Spring has finally sprung…but what now?
The peepers are croaking, crocuses are breaking through, the signs are here; Spring has finally arrived! We are all feeling ready for sunshine and warm weather, and so is your landscape. But just like us, plants and trees may need a little help to recover from the brutal winter temperatures and weather. Here are several ways to aid your landscape in rebooting for the growing season.
Hibernating makes hedgehogs very hungry and thirsty, same goes for your plants

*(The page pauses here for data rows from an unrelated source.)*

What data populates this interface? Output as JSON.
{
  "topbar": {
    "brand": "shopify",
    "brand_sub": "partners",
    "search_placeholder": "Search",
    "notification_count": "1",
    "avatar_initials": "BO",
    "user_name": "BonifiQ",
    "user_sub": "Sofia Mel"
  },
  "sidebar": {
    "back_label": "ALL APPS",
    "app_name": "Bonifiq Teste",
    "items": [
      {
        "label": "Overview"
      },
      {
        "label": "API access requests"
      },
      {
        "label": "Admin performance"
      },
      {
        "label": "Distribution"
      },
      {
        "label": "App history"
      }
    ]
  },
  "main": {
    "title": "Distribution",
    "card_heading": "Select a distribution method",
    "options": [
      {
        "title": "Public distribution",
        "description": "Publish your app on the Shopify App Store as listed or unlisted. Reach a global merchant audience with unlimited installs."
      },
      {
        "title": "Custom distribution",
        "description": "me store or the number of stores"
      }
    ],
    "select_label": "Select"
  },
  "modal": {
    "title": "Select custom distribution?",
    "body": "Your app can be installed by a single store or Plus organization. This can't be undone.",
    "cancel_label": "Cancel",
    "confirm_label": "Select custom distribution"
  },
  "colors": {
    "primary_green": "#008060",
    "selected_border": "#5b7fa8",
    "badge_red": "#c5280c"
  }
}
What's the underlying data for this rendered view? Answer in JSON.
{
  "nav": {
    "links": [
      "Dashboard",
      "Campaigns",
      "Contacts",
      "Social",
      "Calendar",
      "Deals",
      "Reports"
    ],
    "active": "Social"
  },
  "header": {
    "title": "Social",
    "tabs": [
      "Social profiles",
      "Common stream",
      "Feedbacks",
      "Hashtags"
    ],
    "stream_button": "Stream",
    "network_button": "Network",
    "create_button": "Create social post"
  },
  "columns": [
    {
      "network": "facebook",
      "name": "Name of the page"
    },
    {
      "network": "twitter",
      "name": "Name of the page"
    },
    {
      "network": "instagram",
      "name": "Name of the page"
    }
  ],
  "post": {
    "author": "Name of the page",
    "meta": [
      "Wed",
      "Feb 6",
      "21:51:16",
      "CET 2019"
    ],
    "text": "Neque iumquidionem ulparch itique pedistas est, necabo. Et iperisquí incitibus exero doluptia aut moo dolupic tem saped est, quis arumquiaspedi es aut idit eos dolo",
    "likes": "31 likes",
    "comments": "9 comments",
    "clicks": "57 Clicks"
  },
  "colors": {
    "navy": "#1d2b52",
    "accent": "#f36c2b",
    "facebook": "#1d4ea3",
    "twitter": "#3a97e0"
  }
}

One way to help your landscape kick start into spring is deep root fertilization and watering. Frozen soil, leaf drop and frigid temperatures are stressful factors that limit a plants ability to uptake vital nutrients and water. Once temperatures are steadily warming and the spring thaw is underway plants are voraciously searching for nutrients and water to support their energy needs in order to grow and reproduce. While the unpredictable weather and changing soil conditions may not get them what they require right away, you can help by applying a deep-root, slow-release fertilizer. “Feeding” your plants during a wet or rainy day will be especially effective as they will already be in uptake mode.
Preemptive pruning paves the way for healthy leaves and landscape

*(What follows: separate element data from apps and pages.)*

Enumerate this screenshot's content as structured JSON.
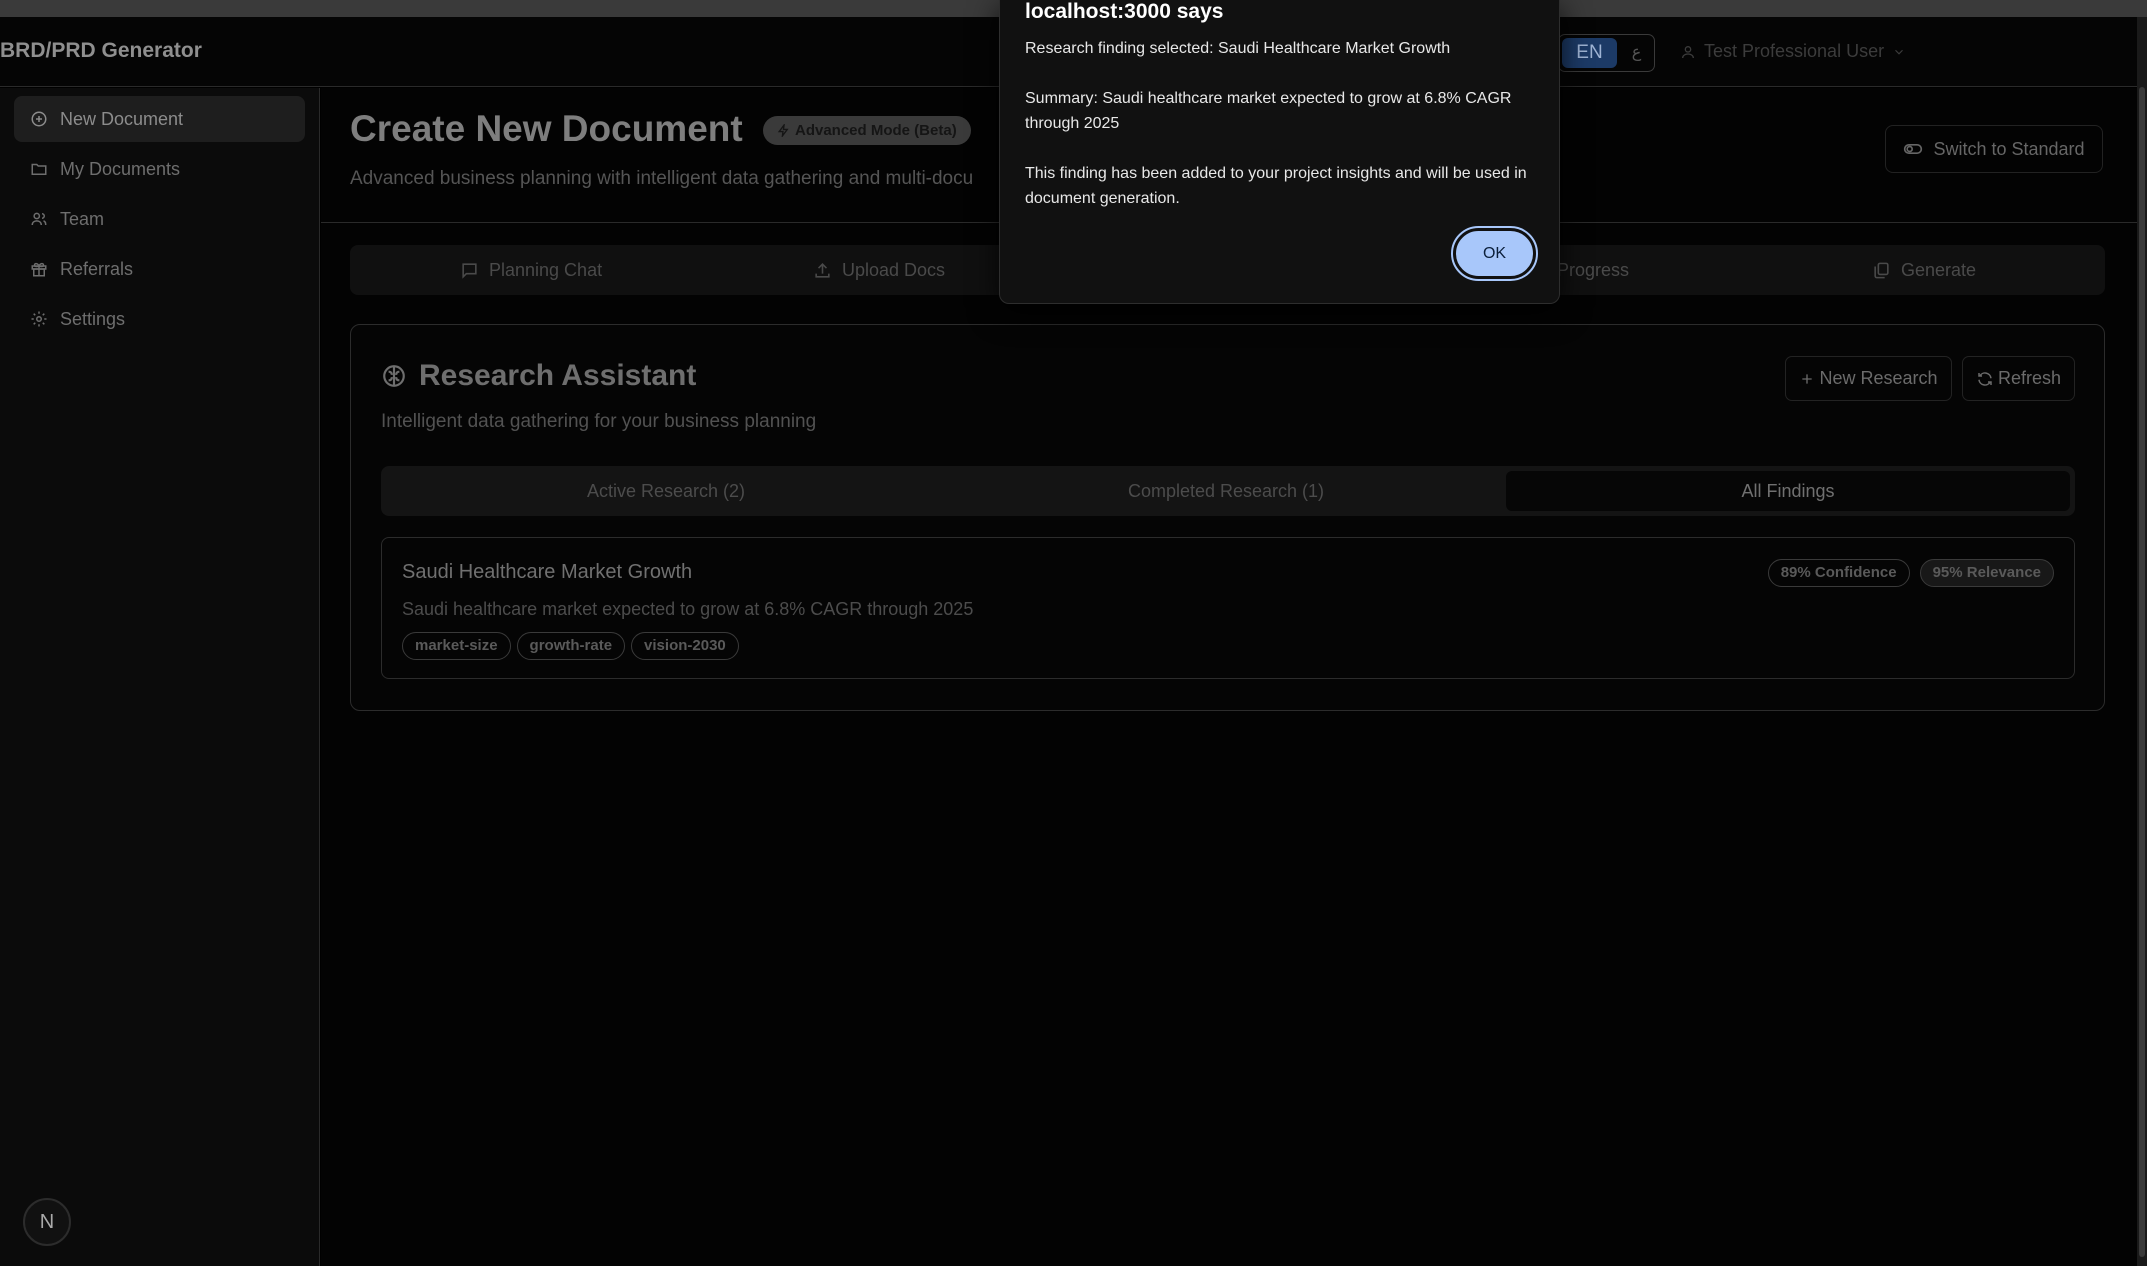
{
  "app": {
    "brand": "BRD/PRD Generator",
    "language": {
      "active": "EN",
      "other": "ع"
    },
    "user_name": "Test Professional User"
  },
  "sidebar": {
    "items": [
      {
        "label": "New Document",
        "icon": "plus-circle-icon",
        "active": true
      },
      {
        "label": "My Documents",
        "icon": "folder-icon",
        "active": false
      },
      {
        "label": "Team",
        "icon": "users-icon",
        "active": false
      },
      {
        "label": "Referrals",
        "icon": "gift-icon",
        "active": false
      },
      {
        "label": "Settings",
        "icon": "gear-icon",
        "active": false
      }
    ],
    "badge": "N"
  },
  "page": {
    "title": "Create New Document",
    "badge": "Advanced Mode (Beta)",
    "subtitle": "Advanced business planning with intelligent data gathering and multi-docu",
    "switch_label": "Switch to Standard",
    "tabs": [
      {
        "label": "Planning Chat",
        "icon": "message-square-icon"
      },
      {
        "label": "Upload Docs",
        "icon": "upload-icon"
      },
      {
        "label": "Progress",
        "icon": ""
      },
      {
        "label": "Generate",
        "icon": "files-icon"
      }
    ]
  },
  "research": {
    "title": "Research Assistant",
    "subtitle": "Intelligent data gathering for your business planning",
    "new_research_label": "New Research",
    "refresh_label": "Refresh",
    "segments": [
      {
        "label": "Active Research (2)",
        "active": false
      },
      {
        "label": "Completed Research (1)",
        "active": false
      },
      {
        "label": "All Findings",
        "active": true
      }
    ],
    "finding": {
      "title": "Saudi Healthcare Market Growth",
      "summary": "Saudi healthcare market expected to grow at 6.8% CAGR through 2025",
      "tags": [
        "market-size",
        "growth-rate",
        "vision-2030"
      ],
      "confidence": "89% Confidence",
      "relevance": "95% Relevance"
    }
  },
  "dialog": {
    "title": "localhost:3000 says",
    "line1": "Research finding selected: Saudi Healthcare Market Growth",
    "line2": "Summary: Saudi healthcare market expected to grow at 6.8% CAGR through 2025",
    "line3": "This finding has been added to your project insights and will be used in document generation.",
    "ok_label": "OK"
  },
  "colors": {
    "accent_button": "#a8c7fa",
    "language_active_bg": "#1c3a66",
    "background": "#000000"
  }
}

Dead or dying limbs, multiple leads and excessively dense shrub growth can all lead to stressed or diseased plants. Pruning can help relieve stress and reduce unnecessary energy expenditures, while allowing for more light penetration and airflow. Removal of large dead or dying limbs can also provide significant safety improvements to your home, family and property. Ask you arborist to evaluate trees and shrubs which could benefit from pruning.

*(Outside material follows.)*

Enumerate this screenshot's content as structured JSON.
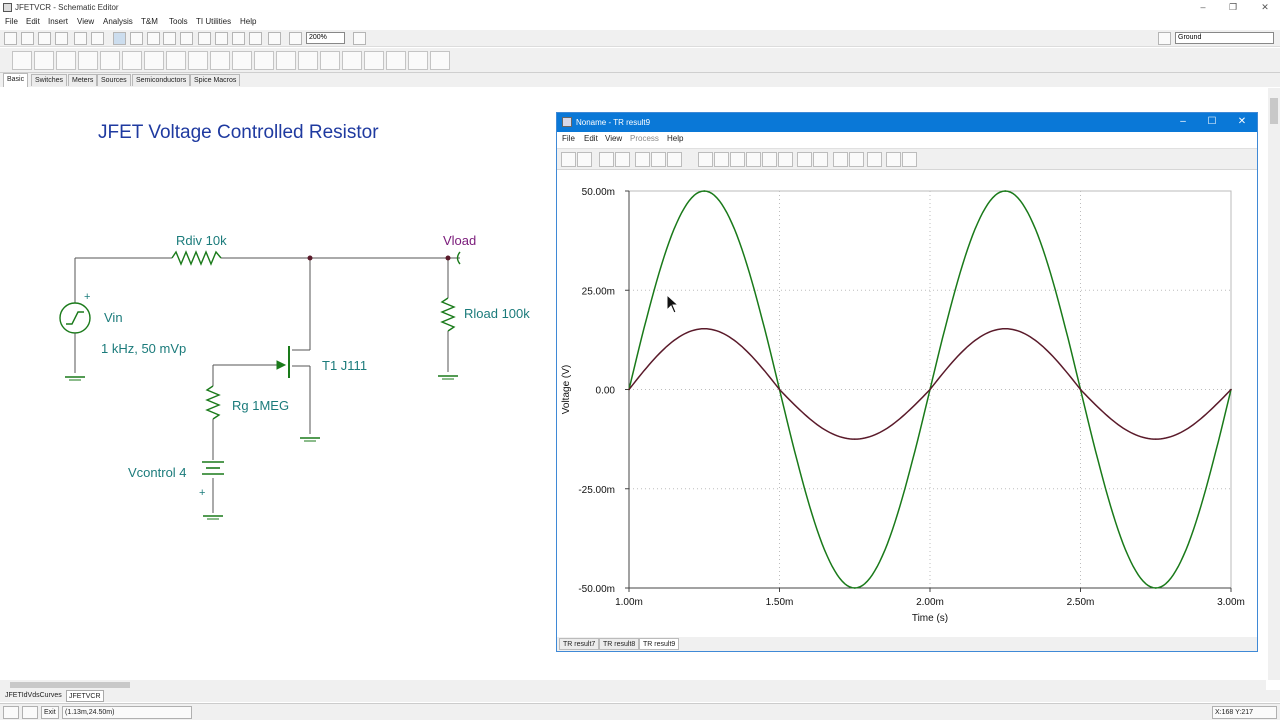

Too much mulch is wasted work
Once the snow melts you may notice some of the mulch placed in beds and around shrubs has decomposed, compacted or washed away. Adding more mulch is one of the easiest way to spruce up your landscape, but apply with caution as certain products can affect your soil chemistry and too much mulch will compact roots and lead to rot. Be careful not to mound mulch around the root flare or shrub base. So remember when it comes to mulch choose the right product and less is more.